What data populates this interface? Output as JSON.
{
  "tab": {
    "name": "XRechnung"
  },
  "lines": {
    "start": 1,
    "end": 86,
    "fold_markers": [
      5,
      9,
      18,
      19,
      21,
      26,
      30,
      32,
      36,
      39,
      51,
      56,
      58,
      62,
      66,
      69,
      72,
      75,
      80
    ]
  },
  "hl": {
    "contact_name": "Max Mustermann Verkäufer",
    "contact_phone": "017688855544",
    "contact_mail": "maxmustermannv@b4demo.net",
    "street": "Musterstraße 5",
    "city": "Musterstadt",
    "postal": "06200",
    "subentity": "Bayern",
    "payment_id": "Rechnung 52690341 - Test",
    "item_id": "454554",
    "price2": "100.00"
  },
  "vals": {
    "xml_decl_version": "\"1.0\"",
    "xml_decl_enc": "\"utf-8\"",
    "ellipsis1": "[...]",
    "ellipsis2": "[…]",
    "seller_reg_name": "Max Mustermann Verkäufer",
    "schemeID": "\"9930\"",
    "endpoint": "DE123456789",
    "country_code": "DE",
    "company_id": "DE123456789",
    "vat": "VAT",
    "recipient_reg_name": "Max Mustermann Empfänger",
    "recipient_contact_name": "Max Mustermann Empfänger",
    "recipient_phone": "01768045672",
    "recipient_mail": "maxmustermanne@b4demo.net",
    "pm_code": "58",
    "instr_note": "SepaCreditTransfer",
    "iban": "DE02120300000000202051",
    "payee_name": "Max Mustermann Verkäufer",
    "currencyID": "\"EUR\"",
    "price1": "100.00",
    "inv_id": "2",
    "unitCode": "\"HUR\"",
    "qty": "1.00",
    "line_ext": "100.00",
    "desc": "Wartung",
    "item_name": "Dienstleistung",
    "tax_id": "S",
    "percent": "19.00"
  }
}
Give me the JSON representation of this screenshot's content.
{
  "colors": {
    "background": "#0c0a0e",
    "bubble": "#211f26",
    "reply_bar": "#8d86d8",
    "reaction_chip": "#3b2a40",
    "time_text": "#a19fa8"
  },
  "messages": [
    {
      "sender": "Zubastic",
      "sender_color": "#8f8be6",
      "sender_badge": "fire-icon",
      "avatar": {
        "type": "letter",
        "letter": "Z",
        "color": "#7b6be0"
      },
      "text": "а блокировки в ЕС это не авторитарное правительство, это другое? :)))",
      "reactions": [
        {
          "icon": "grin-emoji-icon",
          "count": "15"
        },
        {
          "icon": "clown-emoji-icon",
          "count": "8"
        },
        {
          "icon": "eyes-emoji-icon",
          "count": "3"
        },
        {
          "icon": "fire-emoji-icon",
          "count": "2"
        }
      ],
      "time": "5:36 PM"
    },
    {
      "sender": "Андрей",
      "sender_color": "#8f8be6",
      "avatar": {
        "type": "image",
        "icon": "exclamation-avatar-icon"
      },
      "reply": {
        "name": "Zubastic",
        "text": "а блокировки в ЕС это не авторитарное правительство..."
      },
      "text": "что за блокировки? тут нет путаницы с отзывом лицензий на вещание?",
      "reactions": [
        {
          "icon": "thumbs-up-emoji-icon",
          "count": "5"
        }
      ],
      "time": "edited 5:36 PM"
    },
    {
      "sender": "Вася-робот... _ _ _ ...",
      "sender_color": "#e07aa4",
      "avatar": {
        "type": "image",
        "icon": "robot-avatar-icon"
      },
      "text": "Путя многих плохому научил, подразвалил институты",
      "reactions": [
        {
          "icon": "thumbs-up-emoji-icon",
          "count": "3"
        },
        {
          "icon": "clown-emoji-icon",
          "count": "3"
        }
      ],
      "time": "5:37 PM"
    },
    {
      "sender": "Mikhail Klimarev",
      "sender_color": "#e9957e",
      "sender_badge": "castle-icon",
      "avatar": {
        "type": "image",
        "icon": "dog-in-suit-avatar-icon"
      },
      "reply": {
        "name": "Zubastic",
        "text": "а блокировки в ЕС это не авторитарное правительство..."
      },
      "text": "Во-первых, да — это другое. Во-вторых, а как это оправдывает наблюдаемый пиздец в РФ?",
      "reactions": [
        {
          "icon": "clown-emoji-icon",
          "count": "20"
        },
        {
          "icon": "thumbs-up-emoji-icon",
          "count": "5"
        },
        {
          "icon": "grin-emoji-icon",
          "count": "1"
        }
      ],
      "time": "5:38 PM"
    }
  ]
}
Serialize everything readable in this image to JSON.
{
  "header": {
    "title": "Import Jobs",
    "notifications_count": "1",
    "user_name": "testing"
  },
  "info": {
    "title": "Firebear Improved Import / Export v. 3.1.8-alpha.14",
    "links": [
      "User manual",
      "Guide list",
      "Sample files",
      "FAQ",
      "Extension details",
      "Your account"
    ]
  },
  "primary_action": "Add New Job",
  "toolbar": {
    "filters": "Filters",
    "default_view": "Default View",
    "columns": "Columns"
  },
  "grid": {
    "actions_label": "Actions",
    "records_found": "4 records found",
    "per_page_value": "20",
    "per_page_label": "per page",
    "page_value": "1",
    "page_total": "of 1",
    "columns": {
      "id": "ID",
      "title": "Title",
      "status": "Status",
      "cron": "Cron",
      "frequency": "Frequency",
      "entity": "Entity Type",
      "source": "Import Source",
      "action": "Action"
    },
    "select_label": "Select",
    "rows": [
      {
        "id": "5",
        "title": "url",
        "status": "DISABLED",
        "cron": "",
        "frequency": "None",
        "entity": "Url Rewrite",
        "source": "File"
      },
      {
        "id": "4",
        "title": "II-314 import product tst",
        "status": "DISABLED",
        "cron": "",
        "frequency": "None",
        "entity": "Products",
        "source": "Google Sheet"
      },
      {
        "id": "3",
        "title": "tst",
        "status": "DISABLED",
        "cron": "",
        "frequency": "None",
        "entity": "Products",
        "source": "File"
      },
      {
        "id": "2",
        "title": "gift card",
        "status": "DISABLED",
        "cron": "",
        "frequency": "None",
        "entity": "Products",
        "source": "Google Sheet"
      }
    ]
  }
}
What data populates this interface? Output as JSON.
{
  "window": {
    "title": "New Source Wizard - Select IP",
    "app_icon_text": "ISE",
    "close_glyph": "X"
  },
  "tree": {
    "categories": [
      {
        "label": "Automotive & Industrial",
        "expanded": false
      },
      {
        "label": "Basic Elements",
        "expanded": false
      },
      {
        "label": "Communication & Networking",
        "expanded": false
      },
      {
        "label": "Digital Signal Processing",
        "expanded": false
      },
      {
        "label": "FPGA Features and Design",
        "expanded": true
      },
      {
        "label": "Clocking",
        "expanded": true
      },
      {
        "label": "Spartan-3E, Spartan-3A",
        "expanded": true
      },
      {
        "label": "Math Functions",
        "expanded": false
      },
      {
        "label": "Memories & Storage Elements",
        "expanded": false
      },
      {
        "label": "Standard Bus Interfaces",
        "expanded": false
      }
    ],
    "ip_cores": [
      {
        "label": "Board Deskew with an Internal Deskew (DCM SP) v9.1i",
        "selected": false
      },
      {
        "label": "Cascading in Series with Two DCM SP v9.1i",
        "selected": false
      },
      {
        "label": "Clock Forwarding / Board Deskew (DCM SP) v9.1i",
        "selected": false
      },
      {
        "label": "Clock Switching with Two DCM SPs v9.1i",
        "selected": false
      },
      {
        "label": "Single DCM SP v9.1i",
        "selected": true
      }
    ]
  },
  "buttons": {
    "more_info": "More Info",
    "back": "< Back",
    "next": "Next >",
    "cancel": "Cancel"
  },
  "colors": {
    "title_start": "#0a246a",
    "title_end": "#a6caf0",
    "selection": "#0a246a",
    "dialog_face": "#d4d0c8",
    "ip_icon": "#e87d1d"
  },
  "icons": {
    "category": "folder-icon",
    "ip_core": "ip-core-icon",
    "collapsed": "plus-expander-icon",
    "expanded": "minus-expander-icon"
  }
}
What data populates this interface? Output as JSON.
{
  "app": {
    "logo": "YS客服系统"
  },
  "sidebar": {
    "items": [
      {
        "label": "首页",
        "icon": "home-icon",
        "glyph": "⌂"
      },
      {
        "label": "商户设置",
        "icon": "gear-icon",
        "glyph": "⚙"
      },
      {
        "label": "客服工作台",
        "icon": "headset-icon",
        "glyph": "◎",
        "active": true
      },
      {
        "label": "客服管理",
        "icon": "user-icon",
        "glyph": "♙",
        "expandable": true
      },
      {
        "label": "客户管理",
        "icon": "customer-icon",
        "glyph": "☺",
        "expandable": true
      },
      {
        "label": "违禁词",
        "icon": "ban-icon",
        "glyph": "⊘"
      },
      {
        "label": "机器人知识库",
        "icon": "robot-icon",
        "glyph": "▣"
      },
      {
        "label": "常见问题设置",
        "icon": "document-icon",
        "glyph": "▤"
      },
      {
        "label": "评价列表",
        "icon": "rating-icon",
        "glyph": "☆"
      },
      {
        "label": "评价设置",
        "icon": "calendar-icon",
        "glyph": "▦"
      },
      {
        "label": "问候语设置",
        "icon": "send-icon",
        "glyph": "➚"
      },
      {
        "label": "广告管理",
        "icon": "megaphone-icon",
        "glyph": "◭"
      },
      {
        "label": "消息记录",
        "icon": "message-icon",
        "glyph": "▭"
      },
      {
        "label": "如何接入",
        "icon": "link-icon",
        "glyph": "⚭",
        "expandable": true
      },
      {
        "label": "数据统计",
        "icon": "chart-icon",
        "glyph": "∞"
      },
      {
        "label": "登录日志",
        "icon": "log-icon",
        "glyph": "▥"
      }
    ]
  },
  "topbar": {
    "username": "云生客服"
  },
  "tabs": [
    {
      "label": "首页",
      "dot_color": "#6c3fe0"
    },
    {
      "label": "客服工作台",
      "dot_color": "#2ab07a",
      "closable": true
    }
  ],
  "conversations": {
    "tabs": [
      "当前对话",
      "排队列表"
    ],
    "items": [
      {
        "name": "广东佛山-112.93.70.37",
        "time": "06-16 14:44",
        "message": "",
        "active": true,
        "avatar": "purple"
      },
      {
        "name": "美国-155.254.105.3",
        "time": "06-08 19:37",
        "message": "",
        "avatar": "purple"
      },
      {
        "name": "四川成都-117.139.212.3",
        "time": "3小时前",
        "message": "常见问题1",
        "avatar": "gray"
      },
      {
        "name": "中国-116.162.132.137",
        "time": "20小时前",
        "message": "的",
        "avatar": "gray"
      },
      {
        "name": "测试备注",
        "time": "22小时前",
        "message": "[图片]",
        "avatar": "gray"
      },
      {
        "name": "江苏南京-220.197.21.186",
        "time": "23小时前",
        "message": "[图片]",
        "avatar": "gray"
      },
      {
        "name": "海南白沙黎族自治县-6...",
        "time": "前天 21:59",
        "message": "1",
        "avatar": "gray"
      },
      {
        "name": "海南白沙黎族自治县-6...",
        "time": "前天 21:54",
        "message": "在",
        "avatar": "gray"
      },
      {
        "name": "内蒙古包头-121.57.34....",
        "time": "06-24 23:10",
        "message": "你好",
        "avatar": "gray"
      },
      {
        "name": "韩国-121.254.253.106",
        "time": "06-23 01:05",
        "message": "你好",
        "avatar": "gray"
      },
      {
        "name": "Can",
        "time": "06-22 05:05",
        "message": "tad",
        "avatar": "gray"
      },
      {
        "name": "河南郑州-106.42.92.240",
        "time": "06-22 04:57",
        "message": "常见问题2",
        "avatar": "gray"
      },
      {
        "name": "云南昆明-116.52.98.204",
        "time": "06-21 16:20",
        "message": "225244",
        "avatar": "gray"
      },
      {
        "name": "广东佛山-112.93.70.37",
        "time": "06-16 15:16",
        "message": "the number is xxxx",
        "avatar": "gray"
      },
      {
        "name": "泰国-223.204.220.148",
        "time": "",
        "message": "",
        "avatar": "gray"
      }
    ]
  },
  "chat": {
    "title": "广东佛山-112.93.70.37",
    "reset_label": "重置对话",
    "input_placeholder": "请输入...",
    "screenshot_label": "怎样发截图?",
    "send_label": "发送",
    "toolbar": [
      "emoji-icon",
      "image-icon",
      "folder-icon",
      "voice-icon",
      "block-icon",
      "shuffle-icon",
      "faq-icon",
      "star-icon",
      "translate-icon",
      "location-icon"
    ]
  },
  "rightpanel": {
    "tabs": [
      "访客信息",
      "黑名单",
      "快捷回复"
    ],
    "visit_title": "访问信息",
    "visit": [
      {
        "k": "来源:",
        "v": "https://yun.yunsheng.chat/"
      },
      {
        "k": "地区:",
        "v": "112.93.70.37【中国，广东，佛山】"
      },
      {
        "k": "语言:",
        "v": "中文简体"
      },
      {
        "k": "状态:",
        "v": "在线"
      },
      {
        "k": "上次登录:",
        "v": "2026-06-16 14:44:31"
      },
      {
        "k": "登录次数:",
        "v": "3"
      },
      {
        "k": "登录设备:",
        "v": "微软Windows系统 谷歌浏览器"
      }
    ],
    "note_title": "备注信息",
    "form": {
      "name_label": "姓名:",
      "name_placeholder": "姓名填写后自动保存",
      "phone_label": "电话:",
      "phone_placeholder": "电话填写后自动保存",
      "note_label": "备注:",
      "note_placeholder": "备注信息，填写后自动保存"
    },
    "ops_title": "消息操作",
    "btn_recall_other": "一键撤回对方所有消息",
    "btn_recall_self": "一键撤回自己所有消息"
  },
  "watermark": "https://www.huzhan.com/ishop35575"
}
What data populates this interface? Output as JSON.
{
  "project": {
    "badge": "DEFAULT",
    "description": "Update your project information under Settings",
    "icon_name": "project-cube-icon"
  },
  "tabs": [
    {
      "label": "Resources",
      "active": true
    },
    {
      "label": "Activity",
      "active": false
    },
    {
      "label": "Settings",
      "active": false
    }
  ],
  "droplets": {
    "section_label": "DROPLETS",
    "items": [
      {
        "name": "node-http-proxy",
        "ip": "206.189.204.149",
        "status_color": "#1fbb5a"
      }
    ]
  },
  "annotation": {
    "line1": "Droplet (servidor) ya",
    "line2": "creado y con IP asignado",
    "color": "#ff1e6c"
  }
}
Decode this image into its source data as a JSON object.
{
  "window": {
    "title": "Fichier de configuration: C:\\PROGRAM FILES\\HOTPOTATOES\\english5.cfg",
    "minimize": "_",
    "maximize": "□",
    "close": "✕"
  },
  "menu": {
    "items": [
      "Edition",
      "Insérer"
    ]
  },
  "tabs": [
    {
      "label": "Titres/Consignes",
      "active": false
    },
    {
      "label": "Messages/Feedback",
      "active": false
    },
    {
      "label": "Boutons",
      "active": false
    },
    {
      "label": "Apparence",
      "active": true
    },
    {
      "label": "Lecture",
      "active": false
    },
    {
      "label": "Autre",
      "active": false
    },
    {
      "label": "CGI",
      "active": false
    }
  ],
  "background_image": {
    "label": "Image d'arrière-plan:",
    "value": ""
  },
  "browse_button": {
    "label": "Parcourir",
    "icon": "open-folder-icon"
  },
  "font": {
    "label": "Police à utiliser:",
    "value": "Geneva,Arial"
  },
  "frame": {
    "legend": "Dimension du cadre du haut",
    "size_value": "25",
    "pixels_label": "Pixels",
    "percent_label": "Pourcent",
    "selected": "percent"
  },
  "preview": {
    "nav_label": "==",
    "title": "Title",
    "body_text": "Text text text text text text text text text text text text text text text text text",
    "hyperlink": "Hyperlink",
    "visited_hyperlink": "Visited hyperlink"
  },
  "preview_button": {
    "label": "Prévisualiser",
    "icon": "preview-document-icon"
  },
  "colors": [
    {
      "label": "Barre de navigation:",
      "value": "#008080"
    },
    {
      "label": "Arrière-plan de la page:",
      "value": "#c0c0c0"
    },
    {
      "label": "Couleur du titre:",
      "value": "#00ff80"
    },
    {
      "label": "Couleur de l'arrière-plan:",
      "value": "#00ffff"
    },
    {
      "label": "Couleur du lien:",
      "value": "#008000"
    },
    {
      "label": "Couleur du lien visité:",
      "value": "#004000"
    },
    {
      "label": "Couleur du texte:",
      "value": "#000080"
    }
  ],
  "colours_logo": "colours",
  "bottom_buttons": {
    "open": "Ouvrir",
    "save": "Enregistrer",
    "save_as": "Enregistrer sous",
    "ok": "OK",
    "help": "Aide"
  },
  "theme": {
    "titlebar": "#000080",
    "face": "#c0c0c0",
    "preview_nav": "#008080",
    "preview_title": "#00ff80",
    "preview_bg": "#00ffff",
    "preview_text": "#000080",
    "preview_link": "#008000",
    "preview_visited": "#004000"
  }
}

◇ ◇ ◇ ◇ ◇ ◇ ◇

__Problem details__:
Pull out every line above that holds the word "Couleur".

__Answer space__:
      "label": "Couleur du titre:",
      "label": "Couleur de l'arrière-plan:",
      "label": "Couleur du lien:",
      "label": "Couleur du lien visité:",
      "label": "Couleur du texte:",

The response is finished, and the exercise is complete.